And so we see a lot of our collaborators taking it upon themselves to be you know stylist, art director, writer all in one. And I think that that’s oftentimes kind of what we are looking for especially in maybe a longer form content creator, like a blogger. And so what we really do and kind of our approach is, is we do some strong briefing with our community and each product and we have a sense of guidelines and ideas and thoughts to get people started. But then it really takes a lot of trust and we find that giving people the room to interpret a project and really to take it the final mile is what gets us the most success and the most sort of visual impact. You know the collaborators and influencers we work with, they really have their ear to the ground as far as what resonates with their followers and community so we really believe in respecting their expertise.

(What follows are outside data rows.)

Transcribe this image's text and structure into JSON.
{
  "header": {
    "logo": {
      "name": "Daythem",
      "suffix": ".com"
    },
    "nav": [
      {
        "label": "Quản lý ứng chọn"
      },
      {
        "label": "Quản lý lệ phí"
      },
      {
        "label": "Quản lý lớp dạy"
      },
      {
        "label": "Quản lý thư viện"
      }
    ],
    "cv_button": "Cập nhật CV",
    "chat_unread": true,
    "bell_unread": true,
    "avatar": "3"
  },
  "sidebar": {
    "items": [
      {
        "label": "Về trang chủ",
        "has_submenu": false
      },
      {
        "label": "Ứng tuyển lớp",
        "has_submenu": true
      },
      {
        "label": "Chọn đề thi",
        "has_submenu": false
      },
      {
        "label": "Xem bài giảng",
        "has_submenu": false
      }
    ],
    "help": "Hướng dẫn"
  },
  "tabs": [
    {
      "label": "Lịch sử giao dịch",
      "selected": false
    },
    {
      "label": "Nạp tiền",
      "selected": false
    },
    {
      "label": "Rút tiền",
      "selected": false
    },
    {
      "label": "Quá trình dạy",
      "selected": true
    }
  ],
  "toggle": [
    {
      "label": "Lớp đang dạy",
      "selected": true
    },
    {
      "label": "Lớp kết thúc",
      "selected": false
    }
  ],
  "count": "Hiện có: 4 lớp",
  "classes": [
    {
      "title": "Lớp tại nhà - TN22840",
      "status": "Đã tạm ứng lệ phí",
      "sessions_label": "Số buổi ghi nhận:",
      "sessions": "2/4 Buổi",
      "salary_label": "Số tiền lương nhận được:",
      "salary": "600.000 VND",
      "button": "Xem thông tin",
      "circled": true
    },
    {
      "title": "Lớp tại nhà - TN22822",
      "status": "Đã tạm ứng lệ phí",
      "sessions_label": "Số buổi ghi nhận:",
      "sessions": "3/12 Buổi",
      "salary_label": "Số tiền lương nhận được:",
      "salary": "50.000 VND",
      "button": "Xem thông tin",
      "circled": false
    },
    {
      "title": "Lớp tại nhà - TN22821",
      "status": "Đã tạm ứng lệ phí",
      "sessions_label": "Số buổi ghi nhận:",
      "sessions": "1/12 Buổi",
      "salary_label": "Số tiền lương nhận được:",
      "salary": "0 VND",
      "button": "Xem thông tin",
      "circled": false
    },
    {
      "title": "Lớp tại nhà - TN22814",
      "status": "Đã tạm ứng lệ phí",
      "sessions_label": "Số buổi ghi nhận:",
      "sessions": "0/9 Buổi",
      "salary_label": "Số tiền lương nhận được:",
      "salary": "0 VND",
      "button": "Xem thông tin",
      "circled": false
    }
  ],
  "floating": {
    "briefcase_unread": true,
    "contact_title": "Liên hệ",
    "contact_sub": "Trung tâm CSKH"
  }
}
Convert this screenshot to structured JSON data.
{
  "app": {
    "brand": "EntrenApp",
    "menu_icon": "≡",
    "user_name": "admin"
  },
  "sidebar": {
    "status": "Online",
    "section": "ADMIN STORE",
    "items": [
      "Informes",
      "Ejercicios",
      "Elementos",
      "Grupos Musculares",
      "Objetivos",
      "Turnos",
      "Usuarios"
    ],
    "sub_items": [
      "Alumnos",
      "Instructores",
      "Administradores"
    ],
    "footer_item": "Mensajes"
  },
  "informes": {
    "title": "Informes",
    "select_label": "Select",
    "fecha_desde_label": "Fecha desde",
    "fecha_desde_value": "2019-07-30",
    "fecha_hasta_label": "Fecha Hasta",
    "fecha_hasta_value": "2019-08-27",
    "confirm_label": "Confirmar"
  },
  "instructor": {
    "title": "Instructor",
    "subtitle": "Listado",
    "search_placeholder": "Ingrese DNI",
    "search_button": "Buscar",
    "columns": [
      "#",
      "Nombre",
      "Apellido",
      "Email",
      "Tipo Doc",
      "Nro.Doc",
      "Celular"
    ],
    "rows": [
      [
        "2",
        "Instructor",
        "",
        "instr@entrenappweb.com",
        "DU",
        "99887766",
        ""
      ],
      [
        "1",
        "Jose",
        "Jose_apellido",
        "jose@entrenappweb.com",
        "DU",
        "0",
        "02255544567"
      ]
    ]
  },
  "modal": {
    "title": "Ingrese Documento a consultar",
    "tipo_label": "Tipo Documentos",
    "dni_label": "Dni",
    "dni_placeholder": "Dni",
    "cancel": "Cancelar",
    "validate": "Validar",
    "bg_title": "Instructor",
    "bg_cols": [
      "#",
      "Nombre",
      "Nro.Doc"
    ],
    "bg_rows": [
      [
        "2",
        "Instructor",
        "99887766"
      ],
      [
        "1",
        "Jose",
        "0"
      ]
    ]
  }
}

Marni Edelhart: One major challenge facing brands is successful hiring and retention of young talent. What steps have you taken to make Collectively a desirable place to work for employees of all ages?

Ryan Stern: Yeah. So I think it’s a couple of things. I think one, I think we, we seek to create a really encouraging and nurturing work environment and I think we also offer a lot of structure and opportunity for ownership, even at entry level roles so that everyone understands where they fit in the larger Collectively vision. And they understand what their role means and expectations and the potential for growth within that role.

And I think we are also really fluid and responsive to requests to explore a new discipline within Collectively so one of the things that I think sets us really apart is that we are very open with our team and you know many of them, this is, you know possibly first, second, third, jobs right out of college, and you don’t always know exactly what you want to do. But I think there’s a lot of different opportunity to – Collectively to try your hat in a few different places and we really make it our goal to find the right approach to really nurturing everyone’s potential within the organization. And we want people to be ultimately happy so that they can do their best work.

So we do a lot of activities that are designed around kind of really checking in and making sure people are excited and happy and know how to go and get support and troubleshoot or identify challenges and get any mentorship around solving this and just naturally come up in a work environment. And we also have fun. We make sure that you know we work hard and we also take some time to just recognize that we need to take a little time and whether it’s kind of company happy hours or lunches or finding team-bonding activities. We try to also get to know the people we work with, really well. It makes it more fun.

Marni Edelhart: Fun is a good place to start. Well, thank you both for taking the time to speak with us today. I get lost in the beauty of your website, every time I check it out and I am so excited to learn more about your work when you speak at Pivot on October 29.

Ryan Stern: Thank you.

Alexa Tonner: We are excited.

Ryan Stern: We are very excited.

Alexa Tonner: Thank you.